■ **WHAT YOU SHOULD DO**
What does the data read, word for word, from the line containing "Transcribe this image's" through its final line? Give those lines only.

■ **EXTRACTED ENTRIES**
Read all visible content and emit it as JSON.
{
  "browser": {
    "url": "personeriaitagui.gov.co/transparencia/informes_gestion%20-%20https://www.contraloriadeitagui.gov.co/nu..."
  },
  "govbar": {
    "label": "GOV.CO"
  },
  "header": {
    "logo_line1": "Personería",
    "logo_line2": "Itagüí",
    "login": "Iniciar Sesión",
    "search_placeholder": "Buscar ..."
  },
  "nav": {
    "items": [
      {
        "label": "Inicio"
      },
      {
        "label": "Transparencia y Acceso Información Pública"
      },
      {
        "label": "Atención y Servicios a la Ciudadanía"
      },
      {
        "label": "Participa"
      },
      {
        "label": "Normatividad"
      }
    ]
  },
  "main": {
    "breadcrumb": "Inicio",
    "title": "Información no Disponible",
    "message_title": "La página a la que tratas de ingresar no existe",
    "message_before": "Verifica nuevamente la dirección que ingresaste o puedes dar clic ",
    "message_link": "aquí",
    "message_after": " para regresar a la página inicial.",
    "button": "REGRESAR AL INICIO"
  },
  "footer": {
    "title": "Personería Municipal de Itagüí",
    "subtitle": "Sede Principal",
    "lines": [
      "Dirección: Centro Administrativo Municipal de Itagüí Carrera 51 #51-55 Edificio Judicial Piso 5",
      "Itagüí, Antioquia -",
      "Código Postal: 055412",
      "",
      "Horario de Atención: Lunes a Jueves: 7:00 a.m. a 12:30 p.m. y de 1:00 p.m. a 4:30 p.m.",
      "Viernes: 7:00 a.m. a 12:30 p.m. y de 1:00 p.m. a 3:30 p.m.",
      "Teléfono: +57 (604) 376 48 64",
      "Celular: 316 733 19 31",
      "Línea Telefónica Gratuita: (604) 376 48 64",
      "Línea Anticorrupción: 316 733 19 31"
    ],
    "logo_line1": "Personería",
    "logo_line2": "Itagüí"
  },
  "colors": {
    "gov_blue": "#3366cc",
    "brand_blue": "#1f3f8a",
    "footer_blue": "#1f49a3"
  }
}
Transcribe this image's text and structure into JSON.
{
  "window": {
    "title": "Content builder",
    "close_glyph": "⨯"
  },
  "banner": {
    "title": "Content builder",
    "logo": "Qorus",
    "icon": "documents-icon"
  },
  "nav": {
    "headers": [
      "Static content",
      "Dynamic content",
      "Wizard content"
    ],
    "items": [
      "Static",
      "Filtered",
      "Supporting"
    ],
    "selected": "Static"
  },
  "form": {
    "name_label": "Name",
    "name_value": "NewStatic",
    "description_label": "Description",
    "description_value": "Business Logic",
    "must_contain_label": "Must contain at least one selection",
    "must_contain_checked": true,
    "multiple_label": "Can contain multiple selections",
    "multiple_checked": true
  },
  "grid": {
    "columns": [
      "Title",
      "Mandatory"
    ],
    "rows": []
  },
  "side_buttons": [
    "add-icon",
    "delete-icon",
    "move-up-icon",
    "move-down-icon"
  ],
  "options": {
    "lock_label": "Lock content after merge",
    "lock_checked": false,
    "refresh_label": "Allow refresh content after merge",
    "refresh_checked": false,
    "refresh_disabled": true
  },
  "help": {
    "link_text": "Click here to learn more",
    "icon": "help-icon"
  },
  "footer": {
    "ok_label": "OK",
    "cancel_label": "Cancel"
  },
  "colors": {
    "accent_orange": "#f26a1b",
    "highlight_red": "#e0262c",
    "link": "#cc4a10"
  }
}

■ **EXERCISE RESPONSE**
Transcribe this image's text and structure into JSON.
{
  "window": {
    "title": "Content builder",
    "close_glyph": "⨯"
  },
  "banner": {
    "title": "Content builder",
    "logo": "Qorus",
    "icon": "documents-icon"
  },
  "nav": {
    "headers": [
      "Static content",
      "Dynamic content",
      "Wizard content"
    ],
    "items": [
      "Static",
      "Filtered",
      "Supporting"
    ],
    "selected": "Static"
  },
  "form": {
    "name_label": "Name",
    "name_value": "NewStatic",
    "description_label": "Description",
    "description_value": "Business Logic",
    "must_contain_label": "Must contain at least one selection",
    "must_contain_checked": true,
    "multiple_label": "Can contain multiple selections",
    "multiple_checked": true
  },
  "grid": {
    "columns": [
      "Title",
      "Mandatory"
    ],
    "rows": []
  },
  "side_buttons": [
    "add-icon",
    "delete-icon",
    "move-up-icon",
    "move-down-icon"
  ],
  "options": {
    "lock_label": "Lock content after merge",
    "lock_checked": false,
    "refresh_label": "Allow refresh content after merge",
    "refresh_checked": false,
    "refresh_disabled": true
  },
  "help": {
    "link_text": "Click here to learn more",
    "icon": "help-icon"
  },
  "footer": {
    "ok_label": "OK",
    "cancel_label": "Cancel"
  },
  "colors": {
    "accent_orange": "#f26a1b",
    "highlight_red": "#e0262c",
    "link": "#cc4a10"
  }
}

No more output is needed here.